*EXERCISE:* Reproduce the data below in full and exclude every picture.
DATA PROVIDED Block Start
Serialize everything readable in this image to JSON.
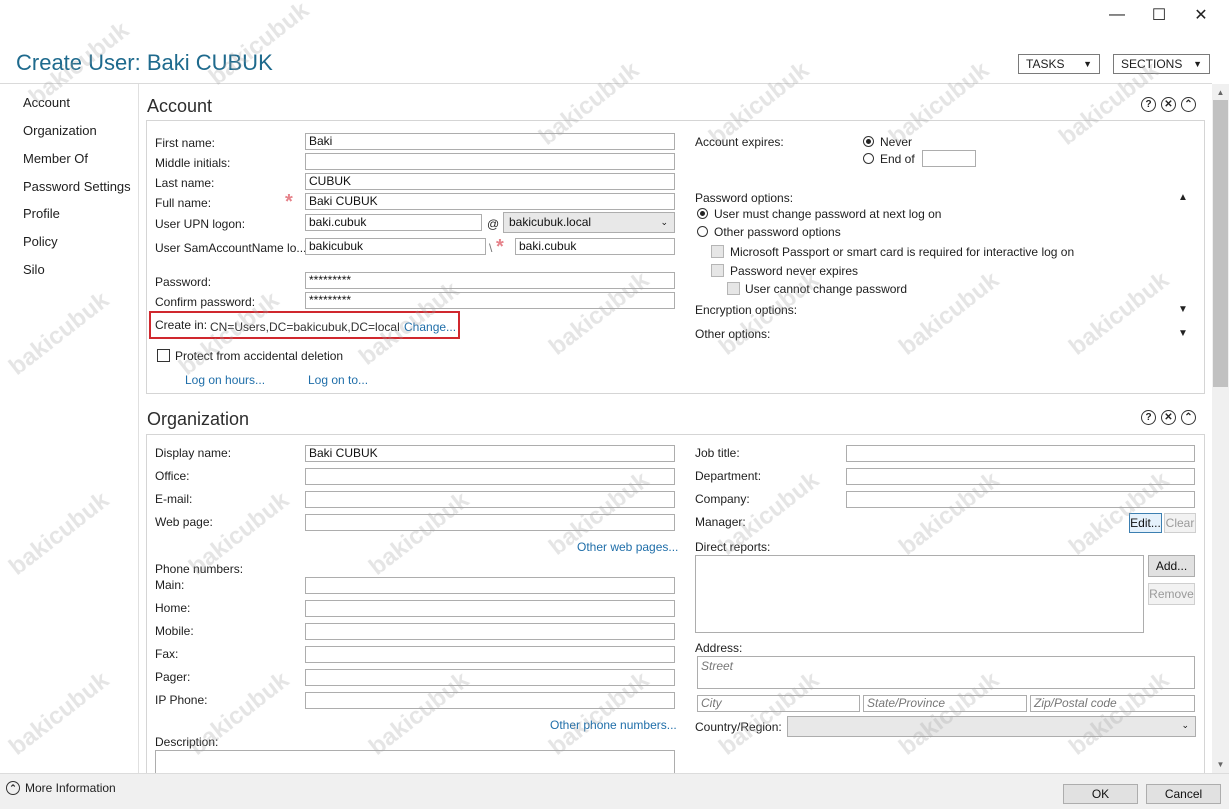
{
  "window": {
    "title": "Create User: Baki CUBUK",
    "minimize": "—",
    "maximize": "☐",
    "close": "✕"
  },
  "header": {
    "tasks_label": "TASKS",
    "sections_label": "SECTIONS"
  },
  "nav": {
    "items": [
      "Account",
      "Organization",
      "Member Of",
      "Password Settings",
      "Profile",
      "Policy",
      "Silo"
    ]
  },
  "account": {
    "heading": "Account",
    "first_name_label": "First name:",
    "first_name": "Baki",
    "middle_initials_label": "Middle initials:",
    "middle_initials": "",
    "last_name_label": "Last name:",
    "last_name": "CUBUK",
    "full_name_label": "Full name:",
    "full_name": "Baki CUBUK",
    "upn_label": "User UPN logon:",
    "upn_value": "baki.cubuk",
    "at": "@",
    "upn_domain": "bakicubuk.local",
    "sam_label": "User SamAccountName lo...",
    "sam_domain": "bakicubuk",
    "backslash": "\\",
    "sam_value": "baki.cubuk",
    "password_label": "Password:",
    "password": "*********",
    "confirm_label": "Confirm password:",
    "confirm": "*********",
    "create_in_label": "Create in:",
    "create_in_value": "CN=Users,DC=bakicubuk,DC=local",
    "change_link": "Change...",
    "protect_label": "Protect from accidental deletion",
    "logon_hours_link": "Log on hours...",
    "logon_to_link": "Log on to...",
    "expires_label": "Account expires:",
    "never_label": "Never",
    "end_of_label": "End of",
    "end_of_value": "",
    "pw_options_label": "Password options:",
    "must_change_label": "User must change password at next log on",
    "other_pw_label": "Other password options",
    "passport_label": "Microsoft Passport or smart card is required for interactive log on",
    "never_expires_label": "Password never expires",
    "cannot_change_label": "User cannot change password",
    "encryption_label": "Encryption options:",
    "other_options_label": "Other options:"
  },
  "organization": {
    "heading": "Organization",
    "display_name_label": "Display name:",
    "display_name": "Baki CUBUK",
    "office_label": "Office:",
    "email_label": "E-mail:",
    "webpage_label": "Web page:",
    "other_web_link": "Other web pages...",
    "phone_label": "Phone numbers:",
    "main_label": "Main:",
    "home_label": "Home:",
    "mobile_label": "Mobile:",
    "fax_label": "Fax:",
    "pager_label": "Pager:",
    "ip_phone_label": "IP Phone:",
    "other_phone_link": "Other phone numbers...",
    "description_label": "Description:",
    "job_title_label": "Job title:",
    "department_label": "Department:",
    "company_label": "Company:",
    "manager_label": "Manager:",
    "edit_btn": "Edit...",
    "clear_btn": "Clear",
    "direct_reports_label": "Direct reports:",
    "add_btn": "Add...",
    "remove_btn": "Remove",
    "address_label": "Address:",
    "street_ph": "Street",
    "city_ph": "City",
    "state_ph": "State/Province",
    "zip_ph": "Zip/Postal code",
    "country_label": "Country/Region:"
  },
  "footer": {
    "more_info": "More Information",
    "ok": "OK",
    "cancel": "Cancel"
  },
  "watermark": "bakicubuk",
  "colors": {
    "title": "#1e6a8d",
    "link": "#1f6ea9",
    "highlight": "#d0282e",
    "required": "#e6828a"
  }
}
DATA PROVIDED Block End
*PROBLEM SOLUTION:*
Serialize everything readable in this image to JSON.
{
  "window": {
    "title": "Create User: Baki CUBUK",
    "minimize": "—",
    "maximize": "☐",
    "close": "✕"
  },
  "header": {
    "tasks_label": "TASKS",
    "sections_label": "SECTIONS"
  },
  "nav": {
    "items": [
      "Account",
      "Organization",
      "Member Of",
      "Password Settings",
      "Profile",
      "Policy",
      "Silo"
    ]
  },
  "account": {
    "heading": "Account",
    "first_name_label": "First name:",
    "first_name": "Baki",
    "middle_initials_label": "Middle initials:",
    "middle_initials": "",
    "last_name_label": "Last name:",
    "last_name": "CUBUK",
    "full_name_label": "Full name:",
    "full_name": "Baki CUBUK",
    "upn_label": "User UPN logon:",
    "upn_value": "baki.cubuk",
    "at": "@",
    "upn_domain": "bakicubuk.local",
    "sam_label": "User SamAccountName lo...",
    "sam_domain": "bakicubuk",
    "backslash": "\\",
    "sam_value": "baki.cubuk",
    "password_label": "Password:",
    "password": "*********",
    "confirm_label": "Confirm password:",
    "confirm": "*********",
    "create_in_label": "Create in:",
    "create_in_value": "CN=Users,DC=bakicubuk,DC=local",
    "change_link": "Change...",
    "protect_label": "Protect from accidental deletion",
    "logon_hours_link": "Log on hours...",
    "logon_to_link": "Log on to...",
    "expires_label": "Account expires:",
    "never_label": "Never",
    "end_of_label": "End of",
    "end_of_value": "",
    "pw_options_label": "Password options:",
    "must_change_label": "User must change password at next log on",
    "other_pw_label": "Other password options",
    "passport_label": "Microsoft Passport or smart card is required for interactive log on",
    "never_expires_label": "Password never expires",
    "cannot_change_label": "User cannot change password",
    "encryption_label": "Encryption options:",
    "other_options_label": "Other options:"
  },
  "organization": {
    "heading": "Organization",
    "display_name_label": "Display name:",
    "display_name": "Baki CUBUK",
    "office_label": "Office:",
    "email_label": "E-mail:",
    "webpage_label": "Web page:",
    "other_web_link": "Other web pages...",
    "phone_label": "Phone numbers:",
    "main_label": "Main:",
    "home_label": "Home:",
    "mobile_label": "Mobile:",
    "fax_label": "Fax:",
    "pager_label": "Pager:",
    "ip_phone_label": "IP Phone:",
    "other_phone_link": "Other phone numbers...",
    "description_label": "Description:",
    "job_title_label": "Job title:",
    "department_label": "Department:",
    "company_label": "Company:",
    "manager_label": "Manager:",
    "edit_btn": "Edit...",
    "clear_btn": "Clear",
    "direct_reports_label": "Direct reports:",
    "add_btn": "Add...",
    "remove_btn": "Remove",
    "address_label": "Address:",
    "street_ph": "Street",
    "city_ph": "City",
    "state_ph": "State/Province",
    "zip_ph": "Zip/Postal code",
    "country_label": "Country/Region:"
  },
  "footer": {
    "more_info": "More Information",
    "ok": "OK",
    "cancel": "Cancel"
  },
  "watermark": "bakicubuk",
  "colors": {
    "title": "#1e6a8d",
    "link": "#1f6ea9",
    "highlight": "#d0282e",
    "required": "#e6828a"
  }
}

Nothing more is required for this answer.